— Data provided —
++++
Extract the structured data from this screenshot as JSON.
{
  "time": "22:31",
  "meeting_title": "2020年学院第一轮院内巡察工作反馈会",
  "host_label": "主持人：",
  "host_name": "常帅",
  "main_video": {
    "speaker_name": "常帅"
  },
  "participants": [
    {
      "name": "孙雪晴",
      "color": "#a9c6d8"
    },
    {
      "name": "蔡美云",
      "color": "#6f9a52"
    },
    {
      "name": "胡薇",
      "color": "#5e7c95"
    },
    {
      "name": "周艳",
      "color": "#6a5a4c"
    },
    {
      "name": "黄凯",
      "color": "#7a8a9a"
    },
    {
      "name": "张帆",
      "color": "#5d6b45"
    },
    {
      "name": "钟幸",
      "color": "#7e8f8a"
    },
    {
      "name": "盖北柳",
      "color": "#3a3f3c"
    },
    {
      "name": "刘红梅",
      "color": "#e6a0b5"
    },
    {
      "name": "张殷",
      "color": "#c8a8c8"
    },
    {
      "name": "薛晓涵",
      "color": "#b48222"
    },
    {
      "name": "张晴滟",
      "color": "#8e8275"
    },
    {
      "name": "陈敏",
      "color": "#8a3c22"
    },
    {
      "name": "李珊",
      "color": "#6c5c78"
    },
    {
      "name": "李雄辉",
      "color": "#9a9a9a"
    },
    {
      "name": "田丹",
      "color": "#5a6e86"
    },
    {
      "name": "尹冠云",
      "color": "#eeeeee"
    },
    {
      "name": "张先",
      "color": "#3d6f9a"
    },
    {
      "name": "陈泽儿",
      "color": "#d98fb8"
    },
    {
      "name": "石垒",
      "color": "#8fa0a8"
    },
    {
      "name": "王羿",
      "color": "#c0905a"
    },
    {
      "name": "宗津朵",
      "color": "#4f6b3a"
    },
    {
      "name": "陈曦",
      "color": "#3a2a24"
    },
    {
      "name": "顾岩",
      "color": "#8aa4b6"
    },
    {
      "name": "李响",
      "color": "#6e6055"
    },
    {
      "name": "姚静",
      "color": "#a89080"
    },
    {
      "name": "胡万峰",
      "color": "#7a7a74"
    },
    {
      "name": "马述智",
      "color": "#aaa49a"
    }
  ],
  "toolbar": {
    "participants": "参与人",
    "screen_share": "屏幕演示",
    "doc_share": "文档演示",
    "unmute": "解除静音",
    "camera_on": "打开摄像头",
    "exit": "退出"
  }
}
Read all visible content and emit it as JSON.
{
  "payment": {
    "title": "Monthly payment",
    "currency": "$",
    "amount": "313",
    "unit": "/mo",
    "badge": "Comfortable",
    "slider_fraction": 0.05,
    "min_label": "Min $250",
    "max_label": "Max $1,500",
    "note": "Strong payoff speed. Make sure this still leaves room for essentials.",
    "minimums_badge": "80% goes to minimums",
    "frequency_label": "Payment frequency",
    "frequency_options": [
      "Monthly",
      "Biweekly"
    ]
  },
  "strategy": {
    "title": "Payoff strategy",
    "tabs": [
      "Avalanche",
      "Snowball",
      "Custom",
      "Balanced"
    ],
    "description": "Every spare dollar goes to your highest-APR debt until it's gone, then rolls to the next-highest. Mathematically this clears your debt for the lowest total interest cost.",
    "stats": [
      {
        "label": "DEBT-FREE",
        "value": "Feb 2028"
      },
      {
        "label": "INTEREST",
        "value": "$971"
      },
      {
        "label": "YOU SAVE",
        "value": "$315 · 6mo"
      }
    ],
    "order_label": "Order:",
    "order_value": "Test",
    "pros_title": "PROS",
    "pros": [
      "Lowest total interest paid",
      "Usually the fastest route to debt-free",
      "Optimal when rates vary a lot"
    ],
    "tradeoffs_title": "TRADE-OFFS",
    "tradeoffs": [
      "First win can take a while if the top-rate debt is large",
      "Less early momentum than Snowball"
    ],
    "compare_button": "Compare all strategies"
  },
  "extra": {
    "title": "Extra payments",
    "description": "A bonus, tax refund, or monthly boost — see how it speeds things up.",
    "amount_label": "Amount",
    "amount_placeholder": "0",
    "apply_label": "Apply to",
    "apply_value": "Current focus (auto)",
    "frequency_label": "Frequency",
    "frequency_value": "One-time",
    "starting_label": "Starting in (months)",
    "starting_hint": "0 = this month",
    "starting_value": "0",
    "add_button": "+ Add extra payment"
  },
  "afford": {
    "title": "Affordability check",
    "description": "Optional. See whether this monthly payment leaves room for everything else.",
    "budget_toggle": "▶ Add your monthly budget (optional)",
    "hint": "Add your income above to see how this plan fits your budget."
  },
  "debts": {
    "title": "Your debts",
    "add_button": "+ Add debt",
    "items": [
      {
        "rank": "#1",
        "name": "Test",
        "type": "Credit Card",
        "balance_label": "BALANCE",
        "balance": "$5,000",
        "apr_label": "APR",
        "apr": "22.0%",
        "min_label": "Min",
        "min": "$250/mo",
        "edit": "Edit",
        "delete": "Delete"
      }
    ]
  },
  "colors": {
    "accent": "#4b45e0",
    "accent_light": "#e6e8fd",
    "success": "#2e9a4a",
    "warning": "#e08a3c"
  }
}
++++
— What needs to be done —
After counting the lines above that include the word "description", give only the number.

— Result —
3